- PROBLEM STATEMENT:
Please restate the following records word for word.

App and web page records:
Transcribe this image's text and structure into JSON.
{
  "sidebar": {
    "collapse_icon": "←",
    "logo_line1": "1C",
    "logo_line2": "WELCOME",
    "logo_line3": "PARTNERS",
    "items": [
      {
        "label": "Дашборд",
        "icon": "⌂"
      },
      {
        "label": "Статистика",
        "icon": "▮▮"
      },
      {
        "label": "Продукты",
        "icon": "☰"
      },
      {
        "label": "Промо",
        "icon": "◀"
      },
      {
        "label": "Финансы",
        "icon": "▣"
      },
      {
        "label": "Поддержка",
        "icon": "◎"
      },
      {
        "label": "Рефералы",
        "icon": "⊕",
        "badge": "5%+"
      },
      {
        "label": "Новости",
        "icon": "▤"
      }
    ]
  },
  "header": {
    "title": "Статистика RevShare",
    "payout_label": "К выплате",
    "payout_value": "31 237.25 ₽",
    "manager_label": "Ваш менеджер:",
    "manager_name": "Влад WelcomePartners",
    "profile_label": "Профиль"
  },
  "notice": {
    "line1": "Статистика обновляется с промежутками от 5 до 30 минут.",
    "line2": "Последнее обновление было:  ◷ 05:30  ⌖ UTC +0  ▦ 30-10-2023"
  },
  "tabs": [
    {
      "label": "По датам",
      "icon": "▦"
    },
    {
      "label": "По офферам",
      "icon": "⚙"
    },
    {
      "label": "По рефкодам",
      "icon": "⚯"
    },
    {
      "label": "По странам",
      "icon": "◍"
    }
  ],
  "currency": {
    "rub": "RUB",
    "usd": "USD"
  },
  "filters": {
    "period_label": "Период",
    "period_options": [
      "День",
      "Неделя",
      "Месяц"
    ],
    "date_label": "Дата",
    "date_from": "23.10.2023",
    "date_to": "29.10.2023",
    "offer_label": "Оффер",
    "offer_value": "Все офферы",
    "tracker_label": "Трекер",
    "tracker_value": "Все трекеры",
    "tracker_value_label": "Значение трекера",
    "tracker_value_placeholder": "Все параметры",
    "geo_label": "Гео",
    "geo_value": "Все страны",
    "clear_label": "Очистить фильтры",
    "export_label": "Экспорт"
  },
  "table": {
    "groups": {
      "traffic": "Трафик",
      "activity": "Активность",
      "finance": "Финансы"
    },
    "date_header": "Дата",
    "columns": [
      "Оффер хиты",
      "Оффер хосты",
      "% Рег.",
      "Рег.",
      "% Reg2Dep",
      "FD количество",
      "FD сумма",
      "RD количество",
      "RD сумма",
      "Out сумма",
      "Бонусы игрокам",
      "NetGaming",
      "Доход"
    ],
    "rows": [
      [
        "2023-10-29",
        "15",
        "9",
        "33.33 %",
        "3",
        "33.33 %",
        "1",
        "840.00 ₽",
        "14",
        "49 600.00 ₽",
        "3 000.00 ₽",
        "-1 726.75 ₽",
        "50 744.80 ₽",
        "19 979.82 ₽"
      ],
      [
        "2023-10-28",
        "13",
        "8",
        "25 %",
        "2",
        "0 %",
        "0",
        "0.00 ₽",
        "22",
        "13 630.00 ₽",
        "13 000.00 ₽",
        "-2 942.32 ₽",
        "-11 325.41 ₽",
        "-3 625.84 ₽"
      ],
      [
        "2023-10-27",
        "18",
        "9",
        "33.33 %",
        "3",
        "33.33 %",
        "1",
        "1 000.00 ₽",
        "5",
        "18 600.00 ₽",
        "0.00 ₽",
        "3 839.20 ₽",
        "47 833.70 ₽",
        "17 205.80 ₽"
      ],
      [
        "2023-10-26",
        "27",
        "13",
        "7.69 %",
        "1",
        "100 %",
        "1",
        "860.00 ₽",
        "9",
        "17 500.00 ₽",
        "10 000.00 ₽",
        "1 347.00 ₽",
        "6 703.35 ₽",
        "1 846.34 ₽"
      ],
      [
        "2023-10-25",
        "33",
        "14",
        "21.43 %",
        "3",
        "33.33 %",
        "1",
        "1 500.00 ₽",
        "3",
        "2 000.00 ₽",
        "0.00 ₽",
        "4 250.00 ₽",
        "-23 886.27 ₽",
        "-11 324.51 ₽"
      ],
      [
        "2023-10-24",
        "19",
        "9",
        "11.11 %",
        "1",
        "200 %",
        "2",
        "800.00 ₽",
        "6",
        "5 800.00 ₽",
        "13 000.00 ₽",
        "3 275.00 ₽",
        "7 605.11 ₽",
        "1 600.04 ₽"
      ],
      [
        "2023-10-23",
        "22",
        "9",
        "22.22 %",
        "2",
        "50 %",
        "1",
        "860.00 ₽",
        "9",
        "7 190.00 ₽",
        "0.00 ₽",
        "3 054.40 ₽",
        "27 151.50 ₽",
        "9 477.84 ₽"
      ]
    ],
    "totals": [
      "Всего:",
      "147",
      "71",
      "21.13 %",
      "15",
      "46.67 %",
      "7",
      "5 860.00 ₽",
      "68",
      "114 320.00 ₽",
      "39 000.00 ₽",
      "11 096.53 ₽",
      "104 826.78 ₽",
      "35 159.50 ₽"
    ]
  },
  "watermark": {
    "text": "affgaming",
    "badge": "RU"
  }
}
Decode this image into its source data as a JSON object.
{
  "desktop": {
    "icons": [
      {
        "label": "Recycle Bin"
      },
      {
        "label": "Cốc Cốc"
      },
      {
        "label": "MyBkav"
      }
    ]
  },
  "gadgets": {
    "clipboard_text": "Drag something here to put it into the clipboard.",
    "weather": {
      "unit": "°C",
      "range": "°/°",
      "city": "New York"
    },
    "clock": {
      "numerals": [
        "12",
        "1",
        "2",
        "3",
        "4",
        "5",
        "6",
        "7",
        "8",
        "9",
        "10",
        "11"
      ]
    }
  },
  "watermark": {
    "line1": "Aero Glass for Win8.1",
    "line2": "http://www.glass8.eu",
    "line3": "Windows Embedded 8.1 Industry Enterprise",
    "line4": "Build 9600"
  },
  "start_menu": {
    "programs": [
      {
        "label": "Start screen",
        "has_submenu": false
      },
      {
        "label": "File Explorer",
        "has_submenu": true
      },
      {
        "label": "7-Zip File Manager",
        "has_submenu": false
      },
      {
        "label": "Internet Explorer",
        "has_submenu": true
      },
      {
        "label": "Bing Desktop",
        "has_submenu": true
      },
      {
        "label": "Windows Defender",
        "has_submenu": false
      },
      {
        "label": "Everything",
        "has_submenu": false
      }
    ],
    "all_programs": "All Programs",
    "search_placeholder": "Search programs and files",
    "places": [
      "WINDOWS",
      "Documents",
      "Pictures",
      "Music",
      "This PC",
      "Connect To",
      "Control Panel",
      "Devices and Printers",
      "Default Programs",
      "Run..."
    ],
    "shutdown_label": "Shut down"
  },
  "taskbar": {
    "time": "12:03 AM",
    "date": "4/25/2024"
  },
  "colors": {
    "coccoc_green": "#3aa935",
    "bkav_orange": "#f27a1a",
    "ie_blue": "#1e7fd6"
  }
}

- TASK OUTPUT:
Transcribe this image's text and structure into JSON.
{
  "sidebar": {
    "collapse_icon": "←",
    "logo_line1": "1C",
    "logo_line2": "WELCOME",
    "logo_line3": "PARTNERS",
    "items": [
      {
        "label": "Дашборд",
        "icon": "⌂"
      },
      {
        "label": "Статистика",
        "icon": "▮▮"
      },
      {
        "label": "Продукты",
        "icon": "☰"
      },
      {
        "label": "Промо",
        "icon": "◀"
      },
      {
        "label": "Финансы",
        "icon": "▣"
      },
      {
        "label": "Поддержка",
        "icon": "◎"
      },
      {
        "label": "Рефералы",
        "icon": "⊕",
        "badge": "5%+"
      },
      {
        "label": "Новости",
        "icon": "▤"
      }
    ]
  },
  "header": {
    "title": "Статистика RevShare",
    "payout_label": "К выплате",
    "payout_value": "31 237.25 ₽",
    "manager_label": "Ваш менеджер:",
    "manager_name": "Влад WelcomePartners",
    "profile_label": "Профиль"
  },
  "notice": {
    "line1": "Статистика обновляется с промежутками от 5 до 30 минут.",
    "line2": "Последнее обновление было:  ◷ 05:30  ⌖ UTC +0  ▦ 30-10-2023"
  },
  "tabs": [
    {
      "label": "По датам",
      "icon": "▦"
    },
    {
      "label": "По офферам",
      "icon": "⚙"
    },
    {
      "label": "По рефкодам",
      "icon": "⚯"
    },
    {
      "label": "По странам",
      "icon": "◍"
    }
  ],
  "currency": {
    "rub": "RUB",
    "usd": "USD"
  },
  "filters": {
    "period_label": "Период",
    "period_options": [
      "День",
      "Неделя",
      "Месяц"
    ],
    "date_label": "Дата",
    "date_from": "23.10.2023",
    "date_to": "29.10.2023",
    "offer_label": "Оффер",
    "offer_value": "Все офферы",
    "tracker_label": "Трекер",
    "tracker_value": "Все трекеры",
    "tracker_value_label": "Значение трекера",
    "tracker_value_placeholder": "Все параметры",
    "geo_label": "Гео",
    "geo_value": "Все страны",
    "clear_label": "Очистить фильтры",
    "export_label": "Экспорт"
  },
  "table": {
    "groups": {
      "traffic": "Трафик",
      "activity": "Активность",
      "finance": "Финансы"
    },
    "date_header": "Дата",
    "columns": [
      "Оффер хиты",
      "Оффер хосты",
      "% Рег.",
      "Рег.",
      "% Reg2Dep",
      "FD количество",
      "FD сумма",
      "RD количество",
      "RD сумма",
      "Out сумма",
      "Бонусы игрокам",
      "NetGaming",
      "Доход"
    ],
    "rows": [
      [
        "2023-10-29",
        "15",
        "9",
        "33.33 %",
        "3",
        "33.33 %",
        "1",
        "840.00 ₽",
        "14",
        "49 600.00 ₽",
        "3 000.00 ₽",
        "-1 726.75 ₽",
        "50 744.80 ₽",
        "19 979.82 ₽"
      ],
      [
        "2023-10-28",
        "13",
        "8",
        "25 %",
        "2",
        "0 %",
        "0",
        "0.00 ₽",
        "22",
        "13 630.00 ₽",
        "13 000.00 ₽",
        "-2 942.32 ₽",
        "-11 325.41 ₽",
        "-3 625.84 ₽"
      ],
      [
        "2023-10-27",
        "18",
        "9",
        "33.33 %",
        "3",
        "33.33 %",
        "1",
        "1 000.00 ₽",
        "5",
        "18 600.00 ₽",
        "0.00 ₽",
        "3 839.20 ₽",
        "47 833.70 ₽",
        "17 205.80 ₽"
      ],
      [
        "2023-10-26",
        "27",
        "13",
        "7.69 %",
        "1",
        "100 %",
        "1",
        "860.00 ₽",
        "9",
        "17 500.00 ₽",
        "10 000.00 ₽",
        "1 347.00 ₽",
        "6 703.35 ₽",
        "1 846.34 ₽"
      ],
      [
        "2023-10-25",
        "33",
        "14",
        "21.43 %",
        "3",
        "33.33 %",
        "1",
        "1 500.00 ₽",
        "3",
        "2 000.00 ₽",
        "0.00 ₽",
        "4 250.00 ₽",
        "-23 886.27 ₽",
        "-11 324.51 ₽"
      ],
      [
        "2023-10-24",
        "19",
        "9",
        "11.11 %",
        "1",
        "200 %",
        "2",
        "800.00 ₽",
        "6",
        "5 800.00 ₽",
        "13 000.00 ₽",
        "3 275.00 ₽",
        "7 605.11 ₽",
        "1 600.04 ₽"
      ],
      [
        "2023-10-23",
        "22",
        "9",
        "22.22 %",
        "2",
        "50 %",
        "1",
        "860.00 ₽",
        "9",
        "7 190.00 ₽",
        "0.00 ₽",
        "3 054.40 ₽",
        "27 151.50 ₽",
        "9 477.84 ₽"
      ]
    ],
    "totals": [
      "Всего:",
      "147",
      "71",
      "21.13 %",
      "15",
      "46.67 %",
      "7",
      "5 860.00 ₽",
      "68",
      "114 320.00 ₽",
      "39 000.00 ₽",
      "11 096.53 ₽",
      "104 826.78 ₽",
      "35 159.50 ₽"
    ]
  },
  "watermark": {
    "text": "affgaming",
    "badge": "RU"
  }
}
Decode this image into its source data as a JSON object.
{
  "desktop": {
    "icons": [
      {
        "label": "Recycle Bin"
      },
      {
        "label": "Cốc Cốc"
      },
      {
        "label": "MyBkav"
      }
    ]
  },
  "gadgets": {
    "clipboard_text": "Drag something here to put it into the clipboard.",
    "weather": {
      "unit": "°C",
      "range": "°/°",
      "city": "New York"
    },
    "clock": {
      "numerals": [
        "12",
        "1",
        "2",
        "3",
        "4",
        "5",
        "6",
        "7",
        "8",
        "9",
        "10",
        "11"
      ]
    }
  },
  "watermark": {
    "line1": "Aero Glass for Win8.1",
    "line2": "http://www.glass8.eu",
    "line3": "Windows Embedded 8.1 Industry Enterprise",
    "line4": "Build 9600"
  },
  "start_menu": {
    "programs": [
      {
        "label": "Start screen",
        "has_submenu": false
      },
      {
        "label": "File Explorer",
        "has_submenu": true
      },
      {
        "label": "7-Zip File Manager",
        "has_submenu": false
      },
      {
        "label": "Internet Explorer",
        "has_submenu": true
      },
      {
        "label": "Bing Desktop",
        "has_submenu": true
      },
      {
        "label": "Windows Defender",
        "has_submenu": false
      },
      {
        "label": "Everything",
        "has_submenu": false
      }
    ],
    "all_programs": "All Programs",
    "search_placeholder": "Search programs and files",
    "places": [
      "WINDOWS",
      "Documents",
      "Pictures",
      "Music",
      "This PC",
      "Connect To",
      "Control Panel",
      "Devices and Printers",
      "Default Programs",
      "Run..."
    ],
    "shutdown_label": "Shut down"
  },
  "taskbar": {
    "time": "12:03 AM",
    "date": "4/25/2024"
  },
  "colors": {
    "coccoc_green": "#3aa935",
    "bkav_orange": "#f27a1a",
    "ie_blue": "#1e7fd6"
  }
}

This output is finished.